--- Instructions for the task ---
Filter the entries below, keeping every line that has the word "Bitkiçilik".
↓
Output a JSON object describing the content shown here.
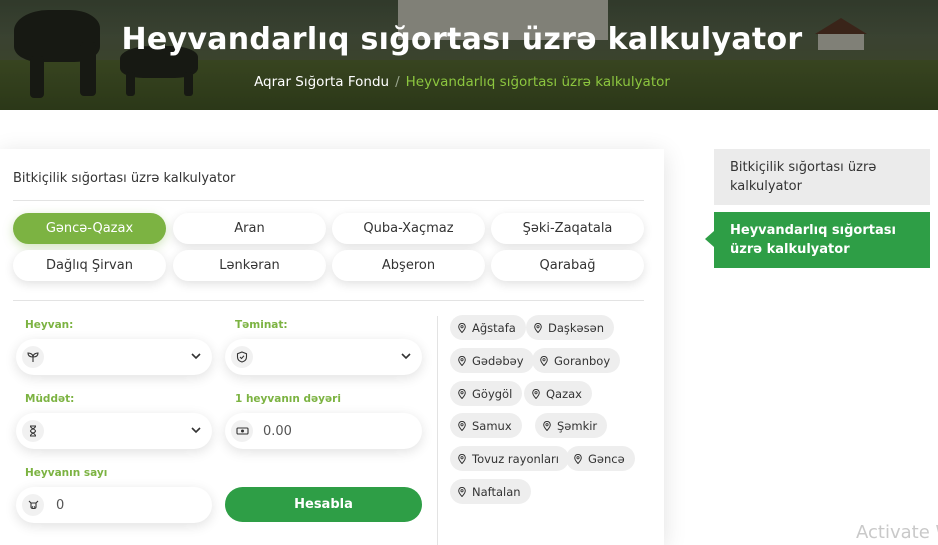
{
  "hero": {
    "title": "Heyvandarlıq sığortası üzrə kalkulyator",
    "breadcrumb": {
      "home": "Aqrar Sığorta Fondu",
      "separator": "/",
      "current": "Heyvandarlıq sığortası üzrə kalkulyator"
    }
  },
  "calculator": {
    "header": "Bitkiçilik sığortası üzrə kalkulyator",
    "regions": [
      {
        "label": "Gəncə-Qazax",
        "active": true
      },
      {
        "label": "Aran",
        "active": false
      },
      {
        "label": "Quba-Xaçmaz",
        "active": false
      },
      {
        "label": "Şəki-Zaqatala",
        "active": false
      },
      {
        "label": "Dağlıq Şirvan",
        "active": false
      },
      {
        "label": "Lənkəran",
        "active": false
      },
      {
        "label": "Abşeron",
        "active": false
      },
      {
        "label": "Qarabağ",
        "active": false
      }
    ],
    "fields": {
      "animal": {
        "label": "Heyvan:",
        "value": "",
        "icon": "plant-icon"
      },
      "coverage": {
        "label": "Təminat:",
        "value": "",
        "icon": "shield-icon"
      },
      "duration": {
        "label": "Müddət:",
        "value": "",
        "icon": "hourglass-icon"
      },
      "unit_value": {
        "label": "1 heyvanın dəyəri",
        "value": "0.00",
        "icon": "money-icon"
      },
      "count": {
        "label": "Heyvanın sayı",
        "value": "0",
        "icon": "cow-icon"
      }
    },
    "calculate_label": "Hesabla",
    "districts": [
      "Ağstafa",
      "Daşkəsən",
      "Gədəbəy",
      "Goranboy",
      "Göygöl",
      "Qazax",
      "Samux",
      "Şəmkir",
      "Tovuz rayonları",
      "Gəncə",
      "Naftalan"
    ]
  },
  "sidebar": {
    "items": [
      {
        "label": "Bitkiçilik sığortası üzrə kalkulyator",
        "active": false
      },
      {
        "label": "Heyvandarlıq sığortası üzrə kalkulyator",
        "active": true
      }
    ]
  },
  "watermark": "Activate W",
  "colors": {
    "accent": "#2e9e46",
    "accent_light": "#7cb342",
    "chip_bg": "#eeeeee",
    "sidebar_bg": "#ebebeb"
  }
}
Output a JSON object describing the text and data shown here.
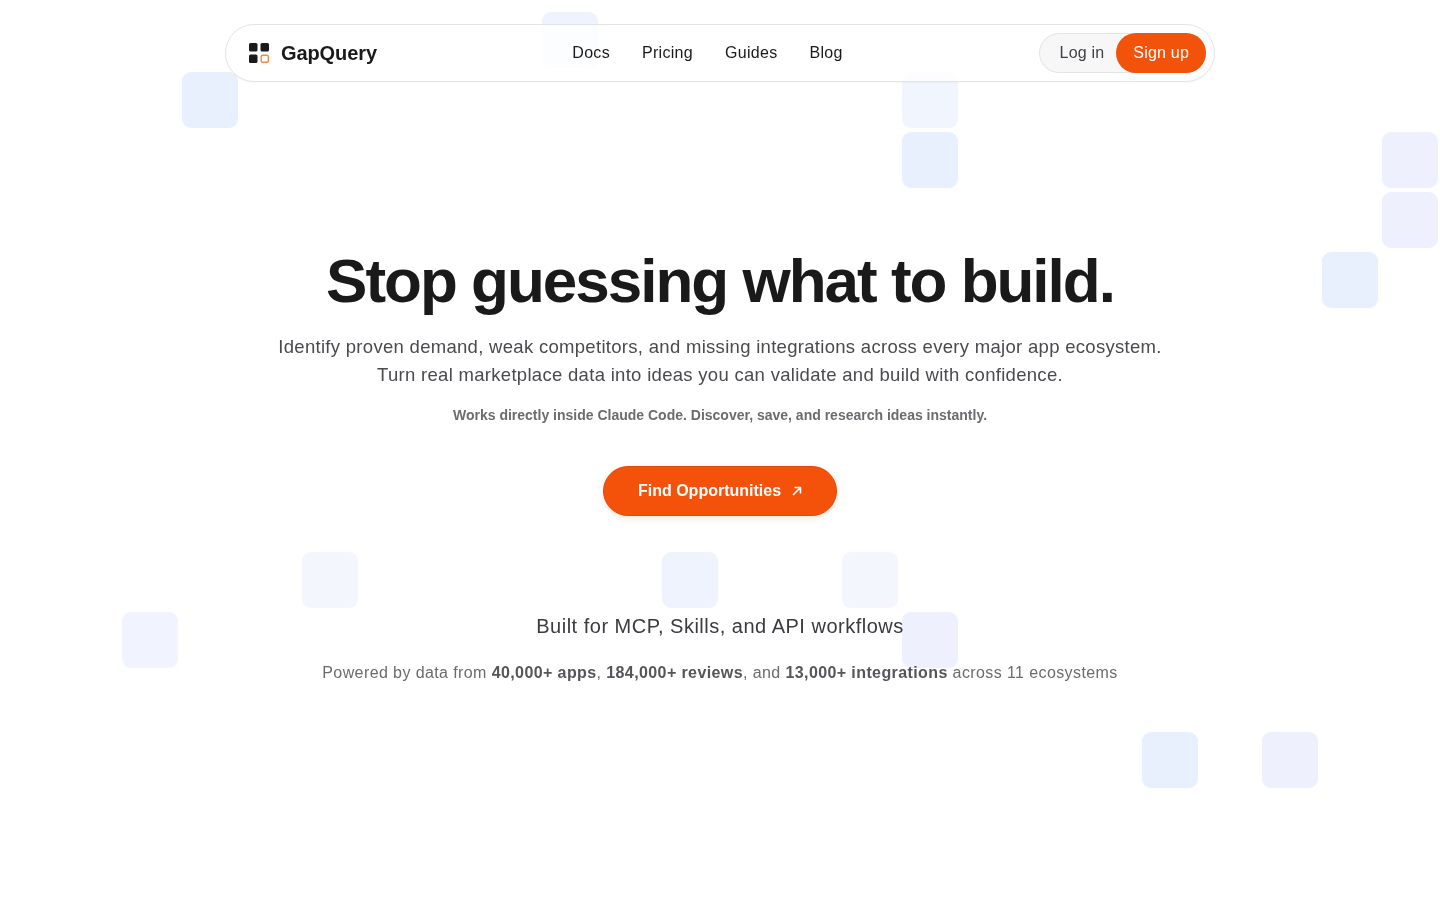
{
  "nav": {
    "brand": "GapQuery",
    "links": [
      {
        "label": "Docs"
      },
      {
        "label": "Pricing"
      },
      {
        "label": "Guides"
      },
      {
        "label": "Blog"
      }
    ],
    "login": "Log in",
    "signup": "Sign up"
  },
  "hero": {
    "headline": "Stop guessing what to build.",
    "subtitle_lines": [
      "Identify proven demand, weak competitors, and missing integrations across every major app ecosystem.",
      "Turn real marketplace data into ideas you can validate and build with confidence."
    ],
    "note": "Works directly inside Claude Code. Discover, save, and research ideas instantly.",
    "cta": "Find Opportunities"
  },
  "workflows": {
    "title": "Built for MCP, Skills, and API workflows",
    "stats": "Powered by data from **40,000+ apps**, **184,000+ reviews**, and **13,000+ integrations** across 11 ecosystems"
  }
}
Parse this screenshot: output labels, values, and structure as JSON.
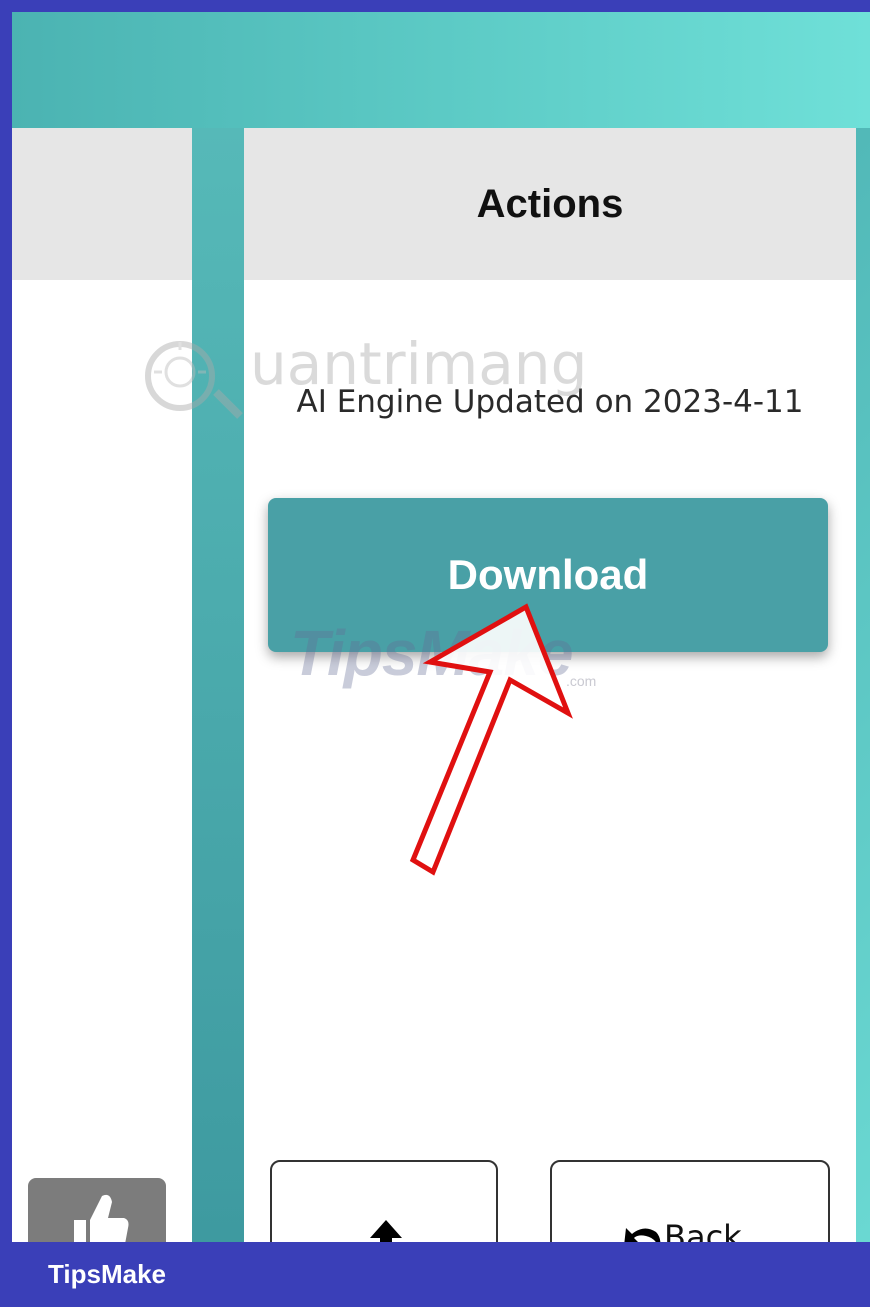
{
  "actions_panel": {
    "title": "Actions",
    "engine_text": "AI Engine Updated on 2023-4-11",
    "download_label": "Download",
    "back_label": "Back"
  },
  "icons": {
    "like": "thumbs-up-icon",
    "upload": "arrow-up-icon",
    "back": "undo-arrow-icon"
  },
  "watermarks": {
    "site_text": "uantrimang",
    "tips_text": "TipsMake",
    "tips_suffix": ".com"
  },
  "annotation": {
    "arrow_color": "#e01010"
  },
  "brand_bar": {
    "label": "TipsMake",
    "color": "#3a3fb8"
  },
  "colors": {
    "accent_teal": "#49a0a6",
    "header_gray": "#e6e6e6"
  }
}
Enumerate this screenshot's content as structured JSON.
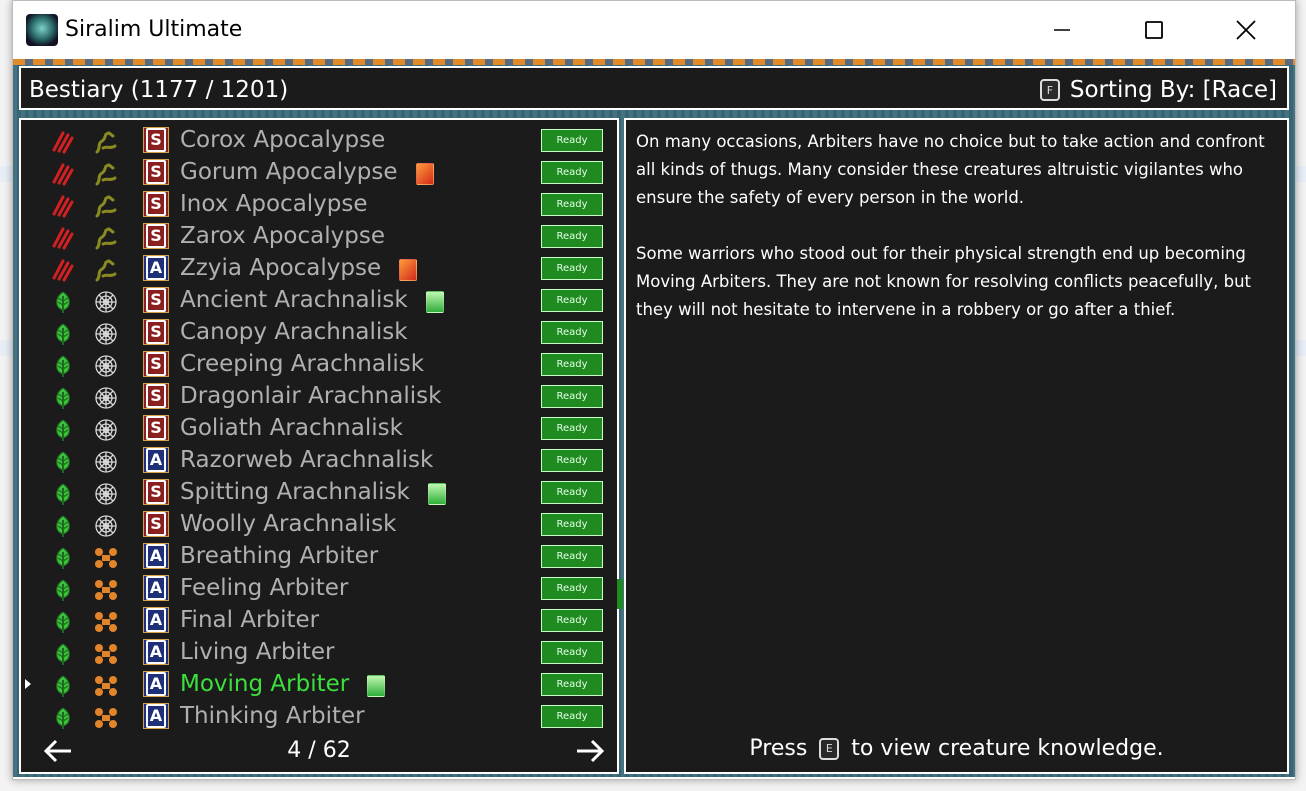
{
  "window": {
    "title": "Siralim Ultimate"
  },
  "bestiary": {
    "title": "Bestiary (1177 / 1201)",
    "sort_key": "F",
    "sort_label": "Sorting By: [Race]"
  },
  "creatures": [
    {
      "name": "Corox Apocalypse",
      "race": "claw",
      "trait": "serpent",
      "rank": "S",
      "extra": null,
      "status": "Ready"
    },
    {
      "name": "Gorum Apocalypse",
      "race": "claw",
      "trait": "serpent",
      "rank": "S",
      "extra": "red",
      "status": "Ready"
    },
    {
      "name": "Inox Apocalypse",
      "race": "claw",
      "trait": "serpent",
      "rank": "S",
      "extra": null,
      "status": "Ready"
    },
    {
      "name": "Zarox Apocalypse",
      "race": "claw",
      "trait": "serpent",
      "rank": "S",
      "extra": null,
      "status": "Ready"
    },
    {
      "name": "Zzyia Apocalypse",
      "race": "claw",
      "trait": "serpent",
      "rank": "A",
      "extra": "red",
      "status": "Ready"
    },
    {
      "name": "Ancient Arachnalisk",
      "race": "leaf",
      "trait": "web",
      "rank": "S",
      "extra": "green",
      "status": "Ready"
    },
    {
      "name": "Canopy Arachnalisk",
      "race": "leaf",
      "trait": "web",
      "rank": "S",
      "extra": null,
      "status": "Ready"
    },
    {
      "name": "Creeping Arachnalisk",
      "race": "leaf",
      "trait": "web",
      "rank": "S",
      "extra": null,
      "status": "Ready"
    },
    {
      "name": "Dragonlair Arachnalisk",
      "race": "leaf",
      "trait": "web",
      "rank": "S",
      "extra": null,
      "status": "Ready"
    },
    {
      "name": "Goliath Arachnalisk",
      "race": "leaf",
      "trait": "web",
      "rank": "S",
      "extra": null,
      "status": "Ready"
    },
    {
      "name": "Razorweb Arachnalisk",
      "race": "leaf",
      "trait": "web",
      "rank": "A",
      "extra": null,
      "status": "Ready"
    },
    {
      "name": "Spitting Arachnalisk",
      "race": "leaf",
      "trait": "web",
      "rank": "S",
      "extra": "green",
      "status": "Ready"
    },
    {
      "name": "Woolly Arachnalisk",
      "race": "leaf",
      "trait": "web",
      "rank": "S",
      "extra": null,
      "status": "Ready"
    },
    {
      "name": "Breathing Arbiter",
      "race": "leaf",
      "trait": "arbiter",
      "rank": "A",
      "extra": null,
      "status": "Ready"
    },
    {
      "name": "Feeling Arbiter",
      "race": "leaf",
      "trait": "arbiter",
      "rank": "A",
      "extra": null,
      "status": "Ready"
    },
    {
      "name": "Final Arbiter",
      "race": "leaf",
      "trait": "arbiter",
      "rank": "A",
      "extra": null,
      "status": "Ready"
    },
    {
      "name": "Living Arbiter",
      "race": "leaf",
      "trait": "arbiter",
      "rank": "A",
      "extra": null,
      "status": "Ready"
    },
    {
      "name": "Moving Arbiter",
      "race": "leaf",
      "trait": "arbiter",
      "rank": "A",
      "extra": "green",
      "status": "Ready",
      "selected": true
    },
    {
      "name": "Thinking Arbiter",
      "race": "leaf",
      "trait": "arbiter",
      "rank": "A",
      "extra": null,
      "status": "Ready"
    }
  ],
  "pager": {
    "label": "4 / 62"
  },
  "description": {
    "para1": "On many occasions, Arbiters have no choice but to take action and confront all kinds of thugs. Many consider these creatures altruistic vigilantes who ensure the safety of every person in the world.",
    "para2": "Some warriors who stood out for their physical strength end up becoming Moving Arbiters. They are not known for resolving conflicts peacefully, but they will not hesitate to intervene in a robbery or go after a thief."
  },
  "hint": {
    "press": "Press",
    "key": "E",
    "action": "to view creature knowledge."
  },
  "colors": {
    "selected": "#3be03b",
    "ready": "#1f8a1f",
    "panel": "#1b1b1b"
  }
}
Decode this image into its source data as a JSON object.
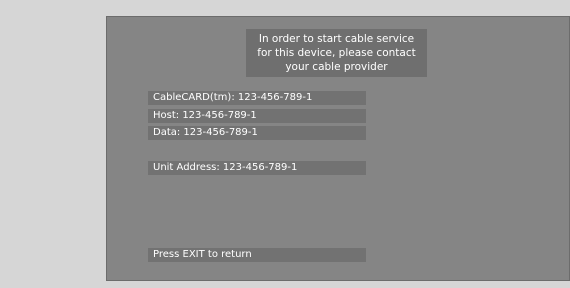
{
  "notice": {
    "lines": [
      "In order to start cable service",
      "for this device, please contact",
      "your cable provider"
    ]
  },
  "fields": {
    "cablecard": "CableCARD(tm): 123-456-789-1",
    "host": "Host: 123-456-789-1",
    "data": "Data: 123-456-789-1",
    "unit_address": "Unit Address: 123-456-789-1"
  },
  "footer": {
    "exit_prompt": "Press EXIT to return"
  },
  "colors": {
    "page_background": "#d6d6d6",
    "screen_background": "#858585",
    "panel_background": "#727272",
    "text": "#ffffff"
  }
}
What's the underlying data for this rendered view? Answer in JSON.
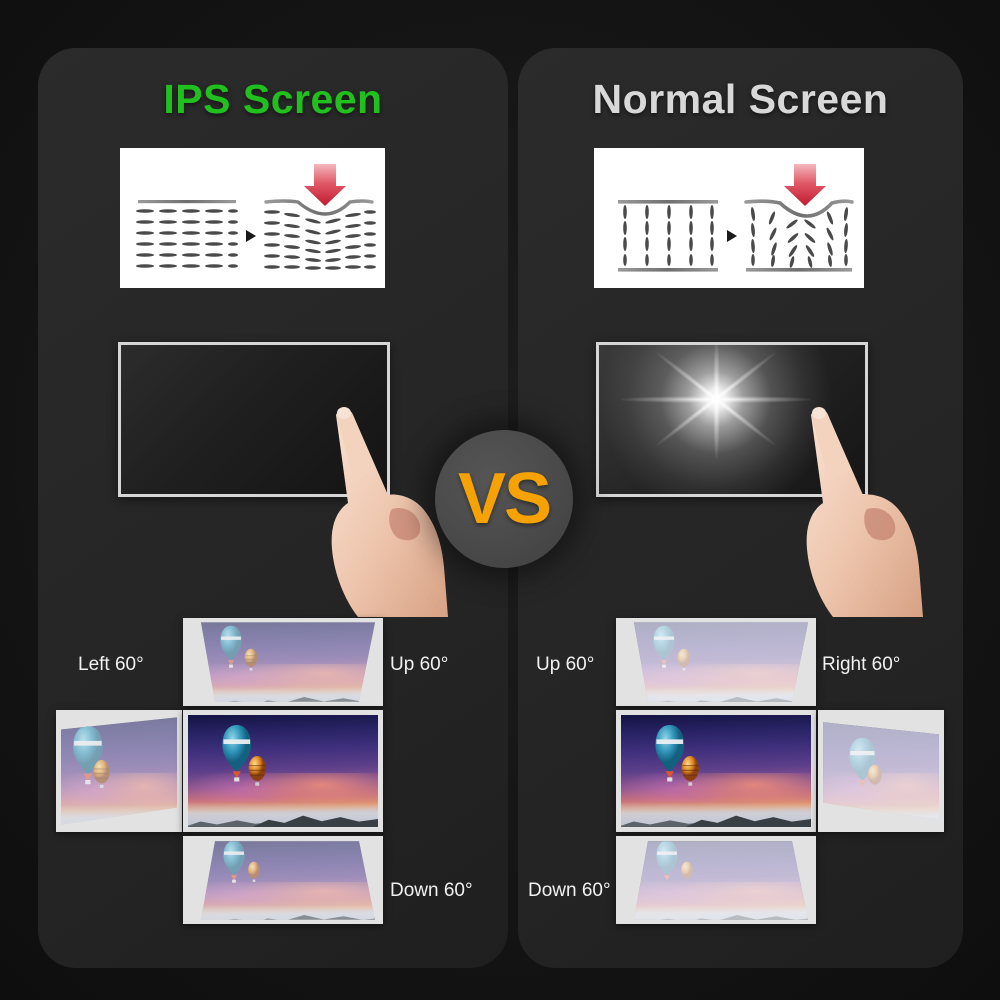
{
  "left_panel": {
    "title": "IPS Screen",
    "title_color": "#22c01e",
    "diagram": {
      "name": "ips-molecule-pressure-diagram",
      "description": "horizontal liquid-crystal rows deform smoothly under downward pressure arrow",
      "arrow": "red-down-arrow",
      "separator": "right-triangle-arrow"
    },
    "screen_demo": {
      "name": "ips-touch-no-ripple",
      "state": "no white glow under finger press"
    },
    "angles": [
      {
        "id": "up",
        "label": "Up 60°",
        "quality": "clear"
      },
      {
        "id": "left",
        "label": "Left 60°",
        "quality": "clear"
      },
      {
        "id": "center",
        "label": "",
        "quality": "reference"
      },
      {
        "id": "down",
        "label": "Down 60°",
        "quality": "clear"
      }
    ]
  },
  "right_panel": {
    "title": "Normal Screen",
    "title_color": "#d8d8d8",
    "diagram": {
      "name": "tn-molecule-pressure-diagram",
      "description": "vertical liquid-crystal columns scatter chaotically under downward pressure arrow",
      "arrow": "red-down-arrow",
      "separator": "right-triangle-arrow"
    },
    "screen_demo": {
      "name": "normal-touch-white-ripple",
      "state": "bright white glow halo under finger press"
    },
    "angles": [
      {
        "id": "up",
        "label": "Up 60°",
        "quality": "washed-out"
      },
      {
        "id": "right",
        "label": "Right 60°",
        "quality": "washed-out"
      },
      {
        "id": "center",
        "label": "",
        "quality": "reference"
      },
      {
        "id": "down",
        "label": "Down 60°",
        "quality": "washed-out"
      }
    ]
  },
  "versus": {
    "label": "VS",
    "text_color": "#f5a202",
    "circle_color": "#4a4a4a"
  },
  "theme": {
    "background": "#121212",
    "panel_background": "#272727",
    "label_color": "#f1f1f1"
  }
}
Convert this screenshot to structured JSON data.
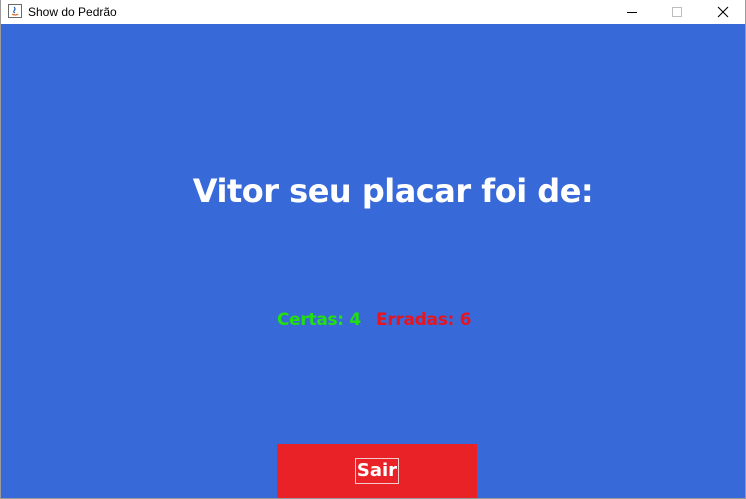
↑
--- Response to this exercise ---
    "header": "Bitkiçilik sığortası üzrə kalkulyator",
        "label": "Bitkiçilik sığortası üzrə kalkulyator",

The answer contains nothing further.